Wind turbines already have a recyclability rate of 85% to 90%. Making turbines 100% recyclable is an important task for the wind industry – and we are making significant progress in the right direction. Most components of a wind turbine – the foundation, tower, components of the gear box and generator – are recyclable and are treated as such.
But turbine blades represent a specific challenge. Wind turbine blades are made up of composite materials that boost the performance of wind energy by allowing lighter and longer blades. Today 2.5 million tonnes of composite material are in use in the wind sector globally.
The complexity of this composite material requires specific processes for recycling. Today, the main technology for recycling composite waste is through cement co-processing. The wind industry produces far less composite waste than other industries. It produces less composite waste than the building and construction sector, the electrical and electronics sector, the transportation sector, and the marine sector. And it does this, while also generating clean energy. Further development and industrialisation of alternative technologies like solvolysis and pyrolysis will provide the wind industry with additional solutions for turbine blades reaching their end-of-life, and will enable the industry to deliver zero-waste turbines.
Just last month, Vestas announced its plans for zero-waste turbines. Ambition like this is key: the end-of-life issue requires rapid action. The first generation of wind turbines are now starting to come to the end of their operational life and be replaced by modern turbines. 14,000 wind turbine blades will be decommissioned in Europe the next five years. The recycling of these old blades is a top priority for the wind industry.
The industry has already teamed up with the chemical and compositors industries to find effective ways to do this. WindEurope, Cefic (the European Chemical Industry Council) and EUCIA (the European Composites Industry Association) have created a cross-sector platform to advance novel approaches to the recycling of wind turbine blades. And later this year, WindEurope will host the second edition of EOLIS, the End-of-Life Issues and Strategies Conference.
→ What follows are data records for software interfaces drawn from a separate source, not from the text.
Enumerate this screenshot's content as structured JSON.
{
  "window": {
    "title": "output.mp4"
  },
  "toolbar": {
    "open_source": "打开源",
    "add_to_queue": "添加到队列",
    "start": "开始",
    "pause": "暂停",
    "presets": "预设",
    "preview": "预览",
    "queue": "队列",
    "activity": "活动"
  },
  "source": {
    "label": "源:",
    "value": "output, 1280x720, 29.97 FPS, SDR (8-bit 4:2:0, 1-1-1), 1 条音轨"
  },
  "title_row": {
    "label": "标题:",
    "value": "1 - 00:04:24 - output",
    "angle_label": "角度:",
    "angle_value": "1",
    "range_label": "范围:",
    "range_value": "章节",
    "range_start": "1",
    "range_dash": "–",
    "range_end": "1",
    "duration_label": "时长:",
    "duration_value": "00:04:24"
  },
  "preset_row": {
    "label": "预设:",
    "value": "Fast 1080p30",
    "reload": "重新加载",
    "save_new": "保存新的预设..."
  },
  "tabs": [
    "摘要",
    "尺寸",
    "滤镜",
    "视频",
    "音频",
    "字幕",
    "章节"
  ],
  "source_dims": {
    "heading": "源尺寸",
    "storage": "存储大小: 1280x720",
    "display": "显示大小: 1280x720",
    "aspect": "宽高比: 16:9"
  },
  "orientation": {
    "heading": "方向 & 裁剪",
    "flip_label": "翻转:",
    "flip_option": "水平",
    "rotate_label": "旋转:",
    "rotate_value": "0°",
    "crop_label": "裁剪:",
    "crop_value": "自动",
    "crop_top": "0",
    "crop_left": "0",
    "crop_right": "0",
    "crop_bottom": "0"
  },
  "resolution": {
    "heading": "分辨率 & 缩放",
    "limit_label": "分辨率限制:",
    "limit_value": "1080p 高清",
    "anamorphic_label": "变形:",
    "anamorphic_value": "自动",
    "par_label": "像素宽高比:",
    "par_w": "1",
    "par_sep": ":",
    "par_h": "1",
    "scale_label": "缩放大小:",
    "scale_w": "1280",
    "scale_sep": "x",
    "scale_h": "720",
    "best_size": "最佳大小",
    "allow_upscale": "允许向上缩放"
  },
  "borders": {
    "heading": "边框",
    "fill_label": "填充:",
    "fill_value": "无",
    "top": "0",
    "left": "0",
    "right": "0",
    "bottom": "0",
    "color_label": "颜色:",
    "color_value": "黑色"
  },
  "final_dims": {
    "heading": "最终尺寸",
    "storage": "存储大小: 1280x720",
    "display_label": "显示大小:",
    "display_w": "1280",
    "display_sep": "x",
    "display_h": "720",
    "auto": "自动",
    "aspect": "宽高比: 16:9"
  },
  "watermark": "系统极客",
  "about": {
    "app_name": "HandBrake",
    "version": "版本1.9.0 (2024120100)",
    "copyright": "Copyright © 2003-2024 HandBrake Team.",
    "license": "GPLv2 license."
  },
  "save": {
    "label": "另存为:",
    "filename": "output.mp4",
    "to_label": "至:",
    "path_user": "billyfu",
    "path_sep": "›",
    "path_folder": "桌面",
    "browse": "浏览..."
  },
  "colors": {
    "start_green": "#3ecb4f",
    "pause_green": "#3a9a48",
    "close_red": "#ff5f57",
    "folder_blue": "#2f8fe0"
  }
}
Want to know more about blade recycling? Last year, ETIP Wind published How Wind Is Going Circular, an overview on composite recycling in the wind industry.
Composite materials are being recycled today through cement co-processing, where the cement raw materials are being partially replaced by the glass fibres and fillers in the composite, and the organic fraction replaces coal as a fuel. Through that process, the CO2 output of the cement manufacturing process can be significantly reduced (up to 16 % reduction is possible if composites represent 75 % of cement raw materials).
Besides recycling through cement co-processing, alternative technologies like mechanical recycling, solvolysis and pyrolysis are being developed, ultimately providing the industry with additional solutions for end-of-life.
The EU must prioritise R&I funding to diversify and scale up recycling technologies as part of the next R&I framework programme, Horizon Europe. This is critical to Europe’s technology leadership as we embark on a global sustainable energy transition. In parallel, national governments should harmonise their implementation of EU regulations on waste treatment to help develop a pan-European market for recycled composites.